News Desk |
Pakistani-American entertainer Riz Ahmed recently shared his concerns over the rising Islamophobia in Western countries.
Taking the stage at the CAA Amplify Conference in Ojai, United States, Riz urged the Hollywood fraternity to ponder over the impact of the negative portrayal of Muslims in movies which subconsciously affects audiences.
“The efforts of individual artists or storytellers may be bold, they may be progressive, they may act as beacons of hope for other people, but in the face of institutional prejudice and institutionalized obstacles, systemic obstacles, our efforts can sometimes still fall flat,” the actor/rapper explained.
Read more: Riz Ahmed to create Pakistani-British TV series ‘Englistan’ for BBC
Ahmed reflected on his experiences of 15 years being searched impulsively at airports, and often suspected of explosives, despite having a big name in Hollywood. He said that the same officers then posed for selfies with him.
“Hasan Minhaj could win a Peabody, I could win an Emmy, Ibtihaj Muhammad could win the Olympics, but some of these obstacles are systemic, and we can’t really face them alone,” he said. “We need your help. I’m basically here to ask for your help. Because it’s really scary to be a Muslim right now.
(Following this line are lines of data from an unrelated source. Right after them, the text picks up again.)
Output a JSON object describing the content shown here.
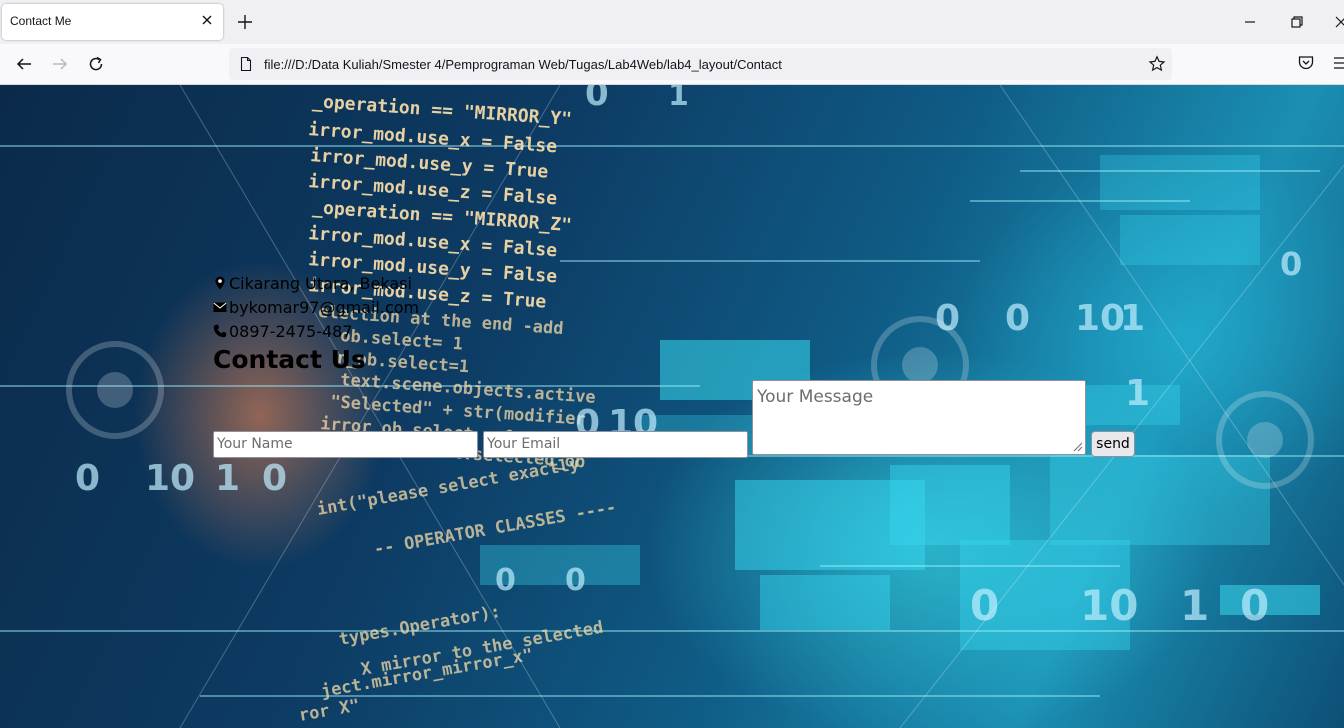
{
  "browser": {
    "tab_title": "Contact Me",
    "url": "file:///D:/Data Kuliah/Smester 4/Pemprograman Web/Tugas/Lab4Web/lab4_layout/Contact"
  },
  "contact": {
    "address": "Cikarang Utara, Bekasi",
    "email": "bykomar97@gmail.com",
    "phone": "0897-2475-487",
    "heading": "Contact Us"
  },
  "form": {
    "name_placeholder": "Your Name",
    "email_placeholder": "Your Email",
    "message_placeholder": "Your Message",
    "send_label": "send"
  },
  "background_code": [
    "_operation == \"MIRROR_Y\"",
    "irror_mod.use_x = False",
    "irror_mod.use_y = True",
    "irror_mod.use_z = False",
    "_operation == \"MIRROR_Z\"",
    "irror_mod.use_x = False",
    "irror_mod.use_y = False",
    "irror_mod.use_z = True",
    "election at the end -add",
    "ob.select= 1",
    "r_ob.select=1",
    "text.scene.objects.active",
    "\"Selected\" + str(modifier",
    "irror_ob.select = 0",
    "bpy.context.selected_ob",
    "int(\"please select exactly",
    "-- OPERATOR CLASSES ----",
    "types.Operator):",
    "X mirror to the selected",
    "ject.mirror_mirror_x\"",
    "ror X\""
  ],
  "background_digits": [
    "0",
    "1",
    "0",
    "0",
    "10",
    "1",
    "0",
    "0",
    "10",
    "1",
    "0",
    "0",
    "10",
    "1",
    "0",
    "0",
    "10",
    "1",
    "0",
    "0"
  ],
  "colors": {
    "code_text": "#f3d9a6",
    "digits": "#bfefff",
    "panel_cyan": "#38d8ef"
  }
}
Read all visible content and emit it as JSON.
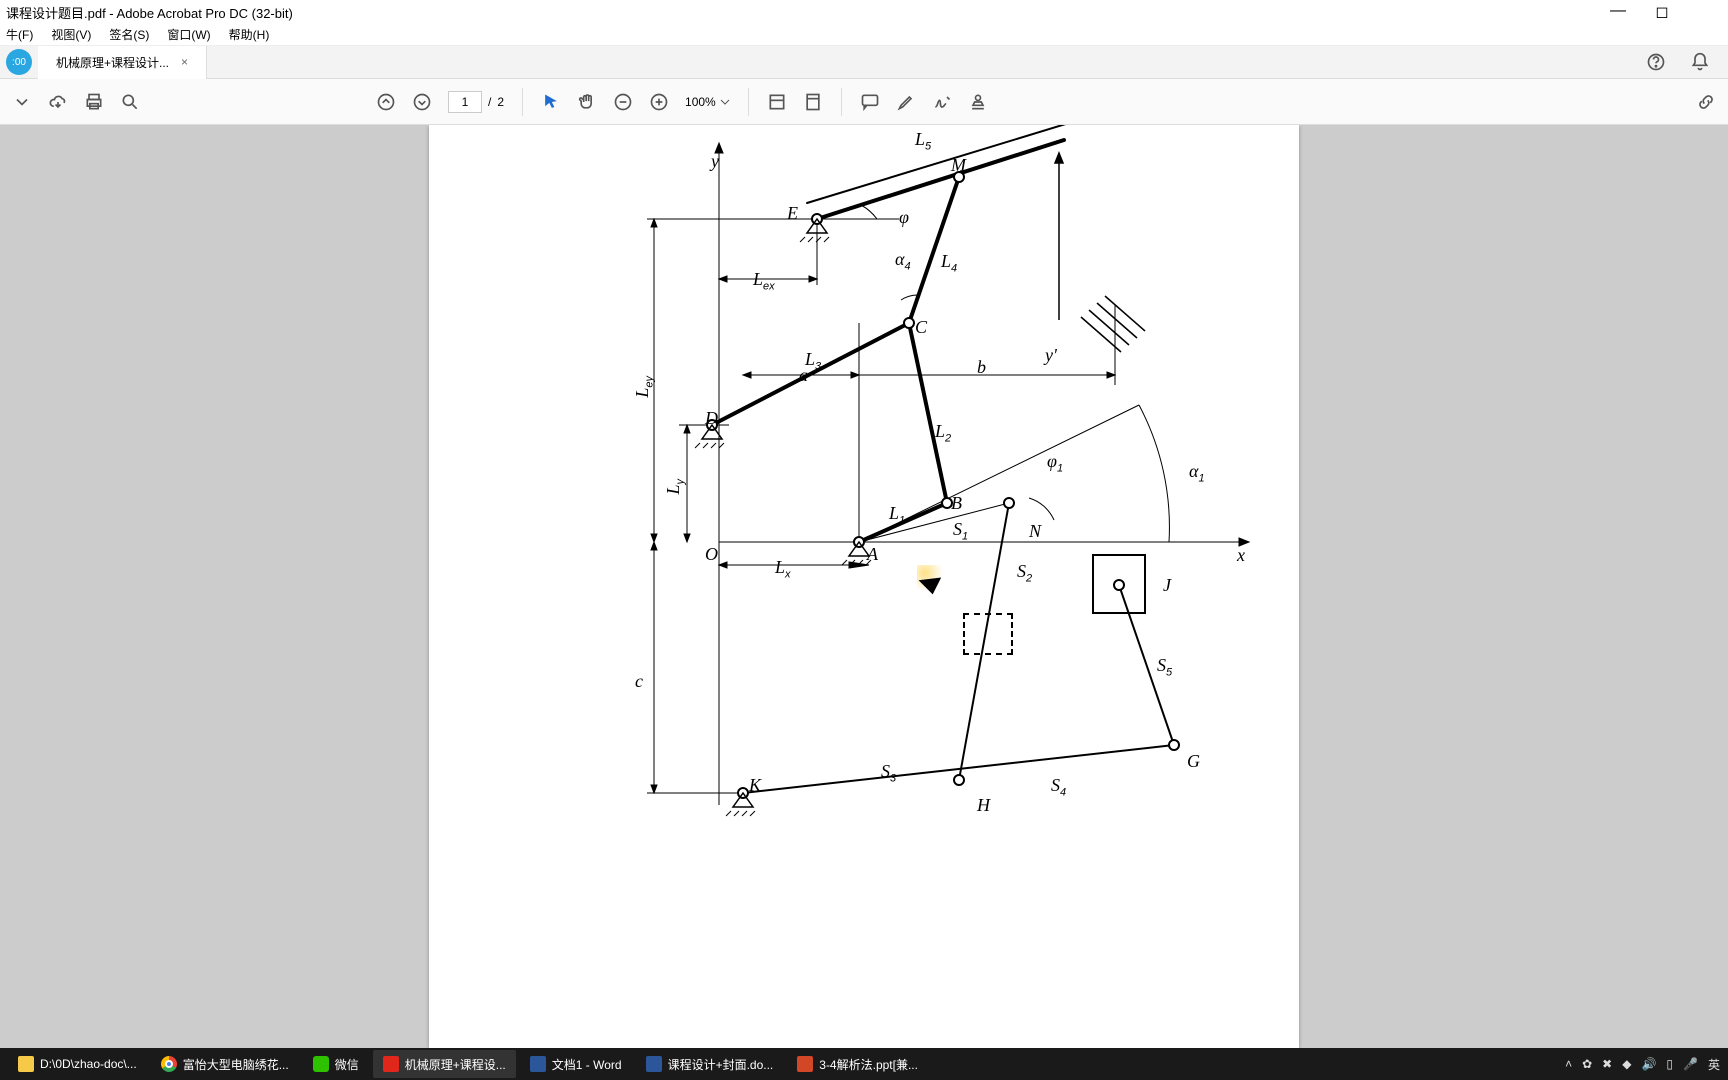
{
  "window": {
    "title": "课程设计题目.pdf - Adobe Acrobat Pro DC (32-bit)"
  },
  "menubar": {
    "file_trunc": "牛(F)",
    "view": "视图(V)",
    "sign": "签名(S)",
    "window": "窗口(W)",
    "help": "帮助(H)"
  },
  "tabstrip": {
    "home_badge": ":00",
    "tab_title": "机械原理+课程设计...",
    "tab_close": "×"
  },
  "toolbar": {
    "page_current": "1",
    "page_sep": "/",
    "page_total": "2",
    "zoom": "100%"
  },
  "diagram_labels": {
    "y_axis": "y",
    "x_axis": "x",
    "O": "O",
    "A": "A",
    "B": "B",
    "C": "C",
    "D": "D",
    "E": "E",
    "G": "G",
    "H": "H",
    "J": "J",
    "K": "K",
    "M": "M",
    "N": "N",
    "L1": "L<span class='sub'>1</span>",
    "L2": "L<span class='sub'>2</span>",
    "L3": "L<span class='sub'>3</span>",
    "L4": "L<span class='sub'>4</span>",
    "L5": "L<span class='sub'>5</span>",
    "Lx": "L<span class='sub'>x</span>",
    "Ly": "L<span class='sub'>y</span>",
    "Lex": "L<span class='sub'>ex</span>",
    "Ley": "L<span class='sub'>ey</span>",
    "S1": "S<span class='sub'>1</span>",
    "S2": "S<span class='sub'>2</span>",
    "S3": "S<span class='sub'>3</span>",
    "S4": "S<span class='sub'>4</span>",
    "S5": "S<span class='sub'>5</span>",
    "a": "a",
    "b": "b",
    "c": "c",
    "phi": "φ",
    "phi1": "φ<span class='sub'>1</span>",
    "alpha1": "α<span class='sub'>1</span>",
    "alpha4": "α<span class='sub'>4</span>",
    "hatch_y_prime": "y'"
  },
  "taskbar": {
    "items": [
      {
        "icon": "folder",
        "label": "D:\\0D\\zhao-doc\\..."
      },
      {
        "icon": "chrome",
        "label": "富怡大型电脑绣花..."
      },
      {
        "icon": "wechat",
        "label": "微信"
      },
      {
        "icon": "pdf",
        "label": "机械原理+课程设..."
      },
      {
        "icon": "word",
        "label": "文档1 - Word"
      },
      {
        "icon": "word",
        "label": "课程设计+封面.do..."
      },
      {
        "icon": "ppt",
        "label": "3-4解析法.ppt[兼..."
      }
    ],
    "ime": "英"
  }
}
Super scary.”
He added, “With all my privilege and profile, I often wonder if this is going to be the year they round us up, if this is the year they’re going to put Trump’s Muslim registry into action, if this is going to be the year they ship us all off,” he continued, referring to incidents of Islamophobia such as Brexit-fuelled nationalism and the treatment of Uighur Muslims being detained in China.
Read more: Riz Ahmed, Sadiq Khan most influential Asians in Britain
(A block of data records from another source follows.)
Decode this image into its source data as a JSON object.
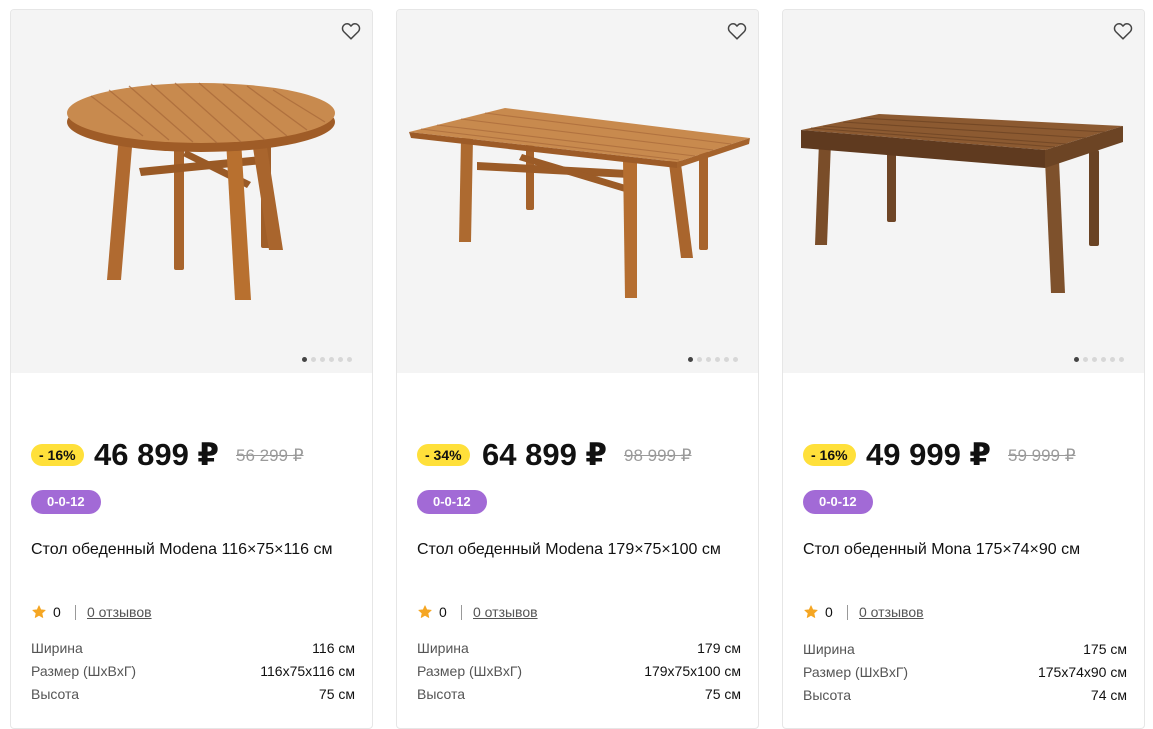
{
  "cards": [
    {
      "discount": "- 16%",
      "price": "46 899 ₽",
      "old_price": "56 299 ₽",
      "installment": "0-0-12",
      "title": "Стол обеденный Modena 116×75×116 см",
      "rating": "0",
      "reviews": "0 отзывов",
      "specs": [
        {
          "key": "Ширина",
          "value": "116 см"
        },
        {
          "key": "Размер (ШxВxГ)",
          "value": "116x75x116 см"
        },
        {
          "key": "Высота",
          "value": "75 см"
        }
      ],
      "image_icon": "round-wooden-table-image",
      "slides": 6,
      "active_slide": 1
    },
    {
      "discount": "- 34%",
      "price": "64 899 ₽",
      "old_price": "98 999 ₽",
      "installment": "0-0-12",
      "title": "Стол обеденный Modena 179×75×100 см",
      "rating": "0",
      "reviews": "0 отзывов",
      "specs": [
        {
          "key": "Ширина",
          "value": "179 см"
        },
        {
          "key": "Размер (ШxВxГ)",
          "value": "179x75x100 см"
        },
        {
          "key": "Высота",
          "value": "75 см"
        }
      ],
      "image_icon": "rectangular-wooden-table-image",
      "slides": 6,
      "active_slide": 1
    },
    {
      "discount": "- 16%",
      "price": "49 999 ₽",
      "old_price": "59 999 ₽",
      "installment": "0-0-12",
      "title": "Стол обеденный Mona 175×74×90 см",
      "rating": "0",
      "reviews": "0 отзывов",
      "specs": [
        {
          "key": "Ширина",
          "value": "175 см"
        },
        {
          "key": "Размер (ШxВxГ)",
          "value": "175x74x90 см"
        },
        {
          "key": "Высота",
          "value": "74 см"
        }
      ],
      "image_icon": "dark-wooden-table-image",
      "slides": 6,
      "active_slide": 1
    }
  ],
  "colors": {
    "discount_bg": "#ffe03a",
    "installment_bg": "#a26ad6",
    "star": "#f5a623",
    "photo_bg": "#f4f4f4"
  },
  "icons": [
    "heart-icon",
    "star-icon"
  ]
}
“I think lives are quite literally at stake here,” he said. “The representation of Muslims on screen — that feeds the policies that get enacted, the people that get killed, the countries that get invaded,” added Riz Ahmed.
He advised that through a systematic analysis of the data over how Muslims have been stereotyped as ‘terrorists’ can help curb the systematic and legal oppression of Muslims.